■ About this exercise ■
Find and return every line of the data that contains the word "photo".

-------- Exercise material --------

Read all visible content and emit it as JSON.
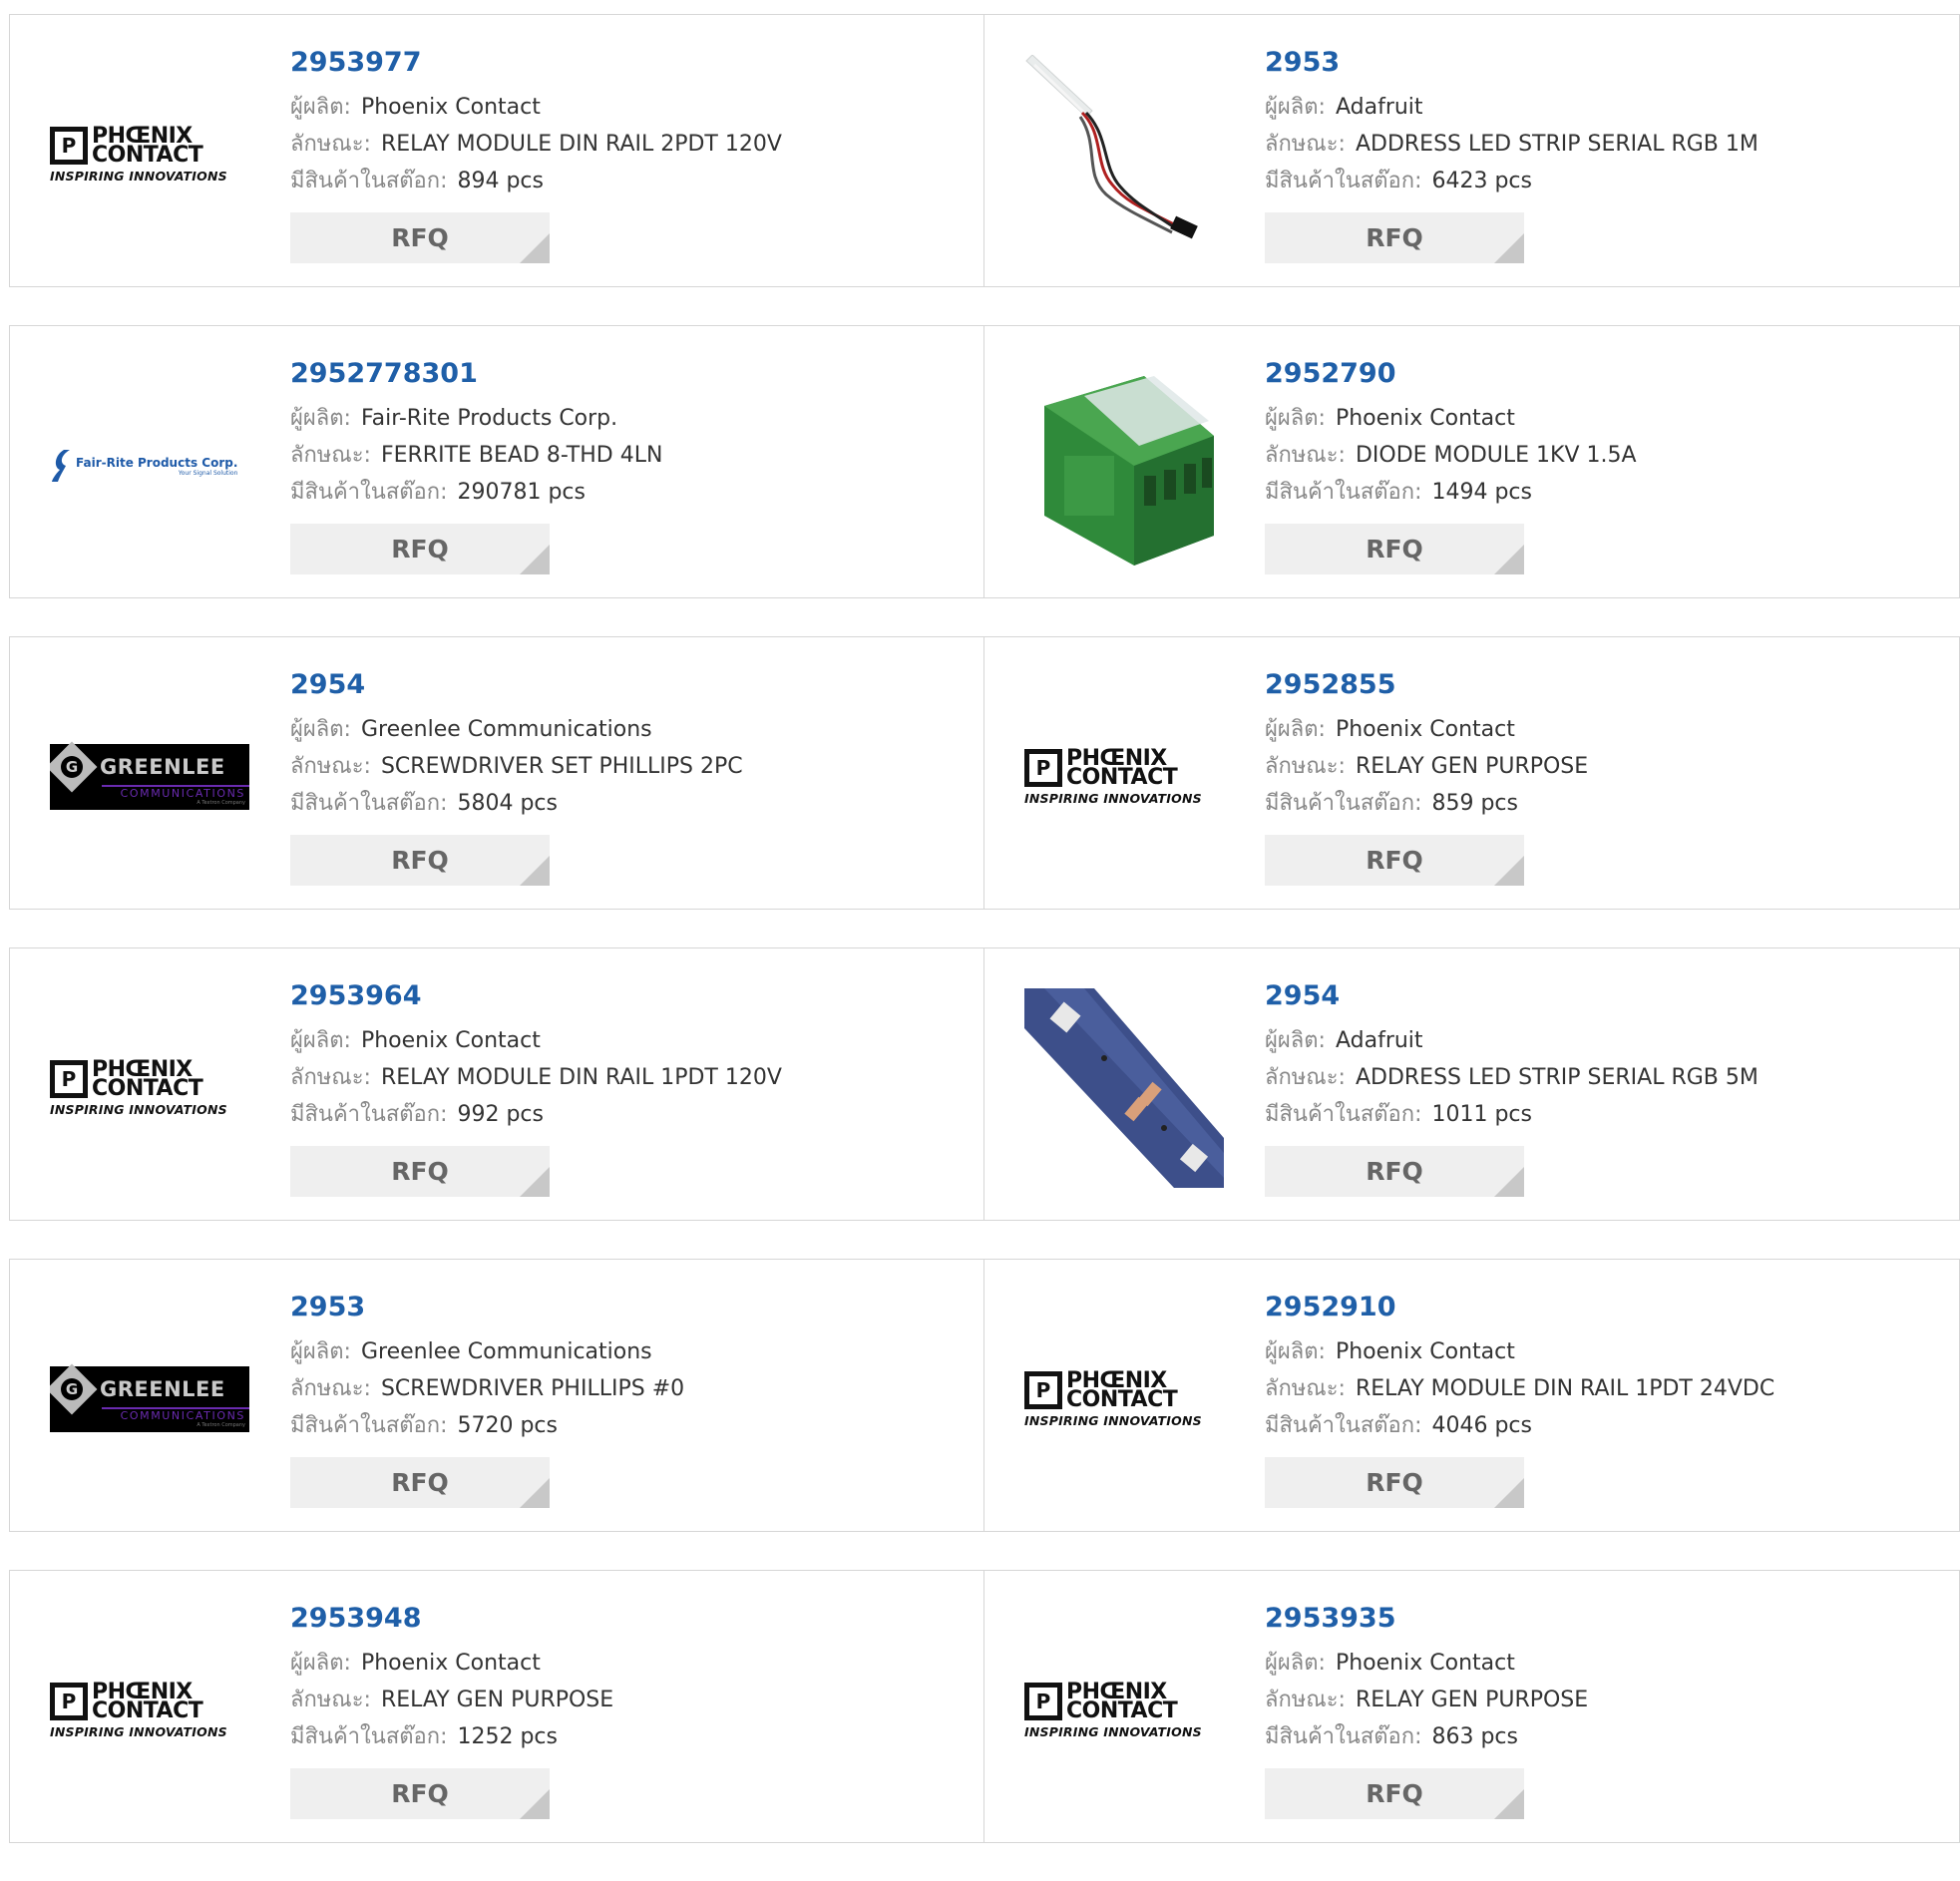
{
  "labels": {
    "manufacturer": "ผู้ผลิต:",
    "description": "ลักษณะ:",
    "stock": "มีสินค้าในสต๊อก:",
    "rfq": "RFQ"
  },
  "logos": {
    "phoenix": {
      "line1": "PHŒNIX",
      "line2": "CONTACT",
      "tagline": "INSPIRING INNOVATIONS"
    },
    "fairrite": {
      "name": "Fair-Rite Products Corp.",
      "tagline": "Your Signal Solution"
    },
    "greenlee": {
      "name": "GREENLEE",
      "sub": "COMMUNICATIONS",
      "sub2": "A Textron Company"
    }
  },
  "products": [
    {
      "part": "2953977",
      "manufacturer": "Phoenix Contact",
      "description": "RELAY MODULE DIN RAIL 2PDT 120V",
      "stock": "894 pcs",
      "image": "phoenix-logo"
    },
    {
      "part": "2953",
      "manufacturer": "Adafruit",
      "description": "ADDRESS LED STRIP SERIAL RGB 1M",
      "stock": "6423 pcs",
      "image": "led-strip-cable-photo"
    },
    {
      "part": "2952778301",
      "manufacturer": "Fair-Rite Products Corp.",
      "description": "FERRITE BEAD 8-THD 4LN",
      "stock": "290781 pcs",
      "image": "fairrite-logo"
    },
    {
      "part": "2952790",
      "manufacturer": "Phoenix Contact",
      "description": "DIODE MODULE 1KV 1.5A",
      "stock": "1494 pcs",
      "image": "green-din-module-photo"
    },
    {
      "part": "2954",
      "manufacturer": "Greenlee Communications",
      "description": "SCREWDRIVER SET PHILLIPS 2PC",
      "stock": "5804 pcs",
      "image": "greenlee-logo"
    },
    {
      "part": "2952855",
      "manufacturer": "Phoenix Contact",
      "description": "RELAY GEN PURPOSE",
      "stock": "859 pcs",
      "image": "phoenix-logo"
    },
    {
      "part": "2953964",
      "manufacturer": "Phoenix Contact",
      "description": "RELAY MODULE DIN RAIL 1PDT 120V",
      "stock": "992 pcs",
      "image": "phoenix-logo"
    },
    {
      "part": "2954",
      "manufacturer": "Adafruit",
      "description": "ADDRESS LED STRIP SERIAL RGB 5M",
      "stock": "1011 pcs",
      "image": "led-strip-closeup-photo"
    },
    {
      "part": "2953",
      "manufacturer": "Greenlee Communications",
      "description": "SCREWDRIVER PHILLIPS #0",
      "stock": "5720 pcs",
      "image": "greenlee-logo"
    },
    {
      "part": "2952910",
      "manufacturer": "Phoenix Contact",
      "description": "RELAY MODULE DIN RAIL 1PDT 24VDC",
      "stock": "4046 pcs",
      "image": "phoenix-logo"
    },
    {
      "part": "2953948",
      "manufacturer": "Phoenix Contact",
      "description": "RELAY GEN PURPOSE",
      "stock": "1252 pcs",
      "image": "phoenix-logo"
    },
    {
      "part": "2953935",
      "manufacturer": "Phoenix Contact",
      "description": "RELAY GEN PURPOSE",
      "stock": "863 pcs",
      "image": "phoenix-logo"
    }
  ],
  "colors": {
    "part_link": "#1f5fa8",
    "label": "#888888",
    "rfq_bg": "#efefef",
    "border": "#d6d6d6"
  }
}
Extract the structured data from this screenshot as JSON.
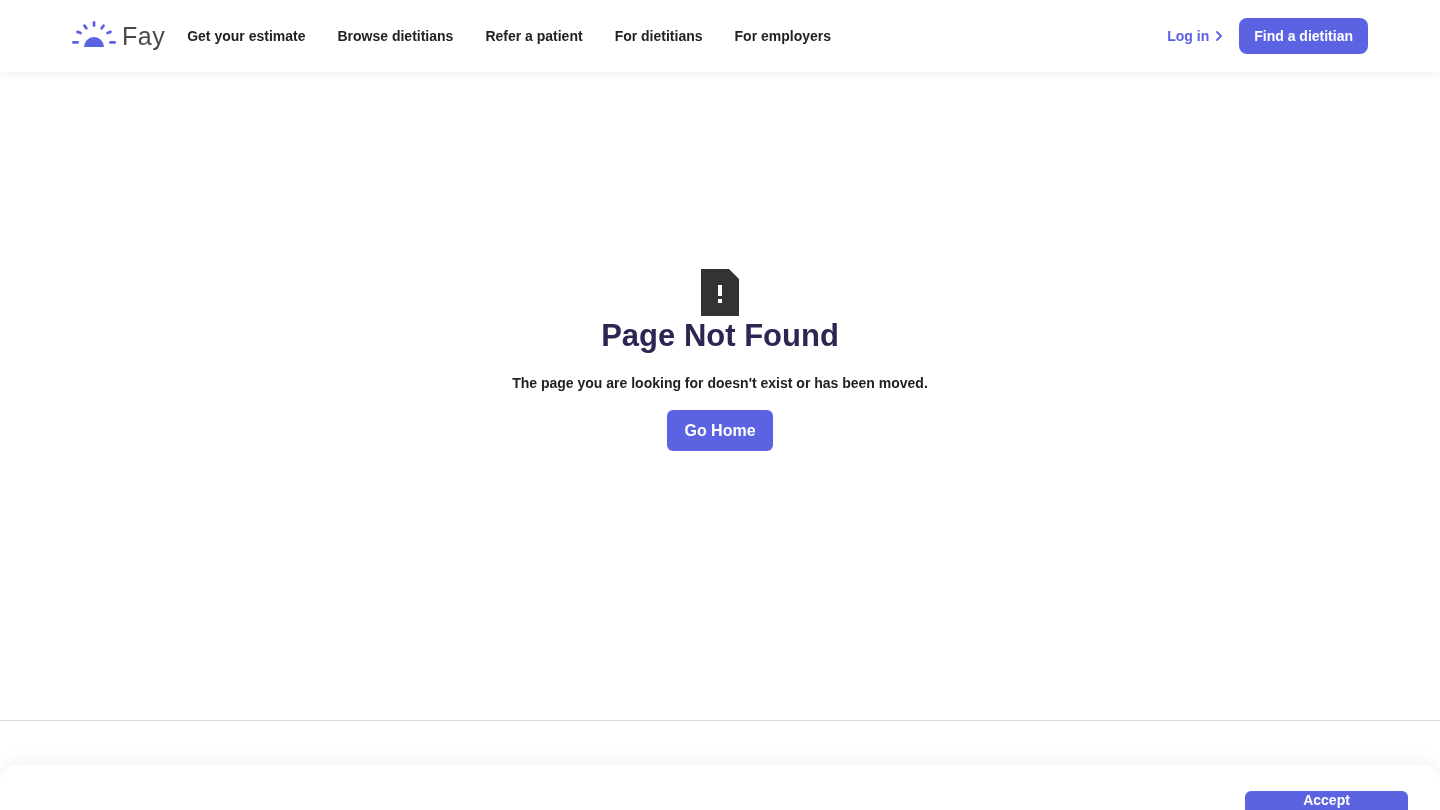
{
  "header": {
    "logo": {
      "text": "Fay"
    },
    "nav": [
      "Get your estimate",
      "Browse dietitians",
      "Refer a patient",
      "For dietitians",
      "For employers"
    ],
    "login": "Log in",
    "cta": "Find a dietitian"
  },
  "error": {
    "title": "Page Not Found",
    "message": "The page you are looking for doesn't exist or has been moved.",
    "button": "Go Home"
  },
  "cookie_banner": {
    "button": "Accept"
  }
}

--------

■ Solved exercise ■
      "image": "led-strip-cable-photo"
      "image": "green-din-module-photo"
      "image": "led-strip-closeup-photo"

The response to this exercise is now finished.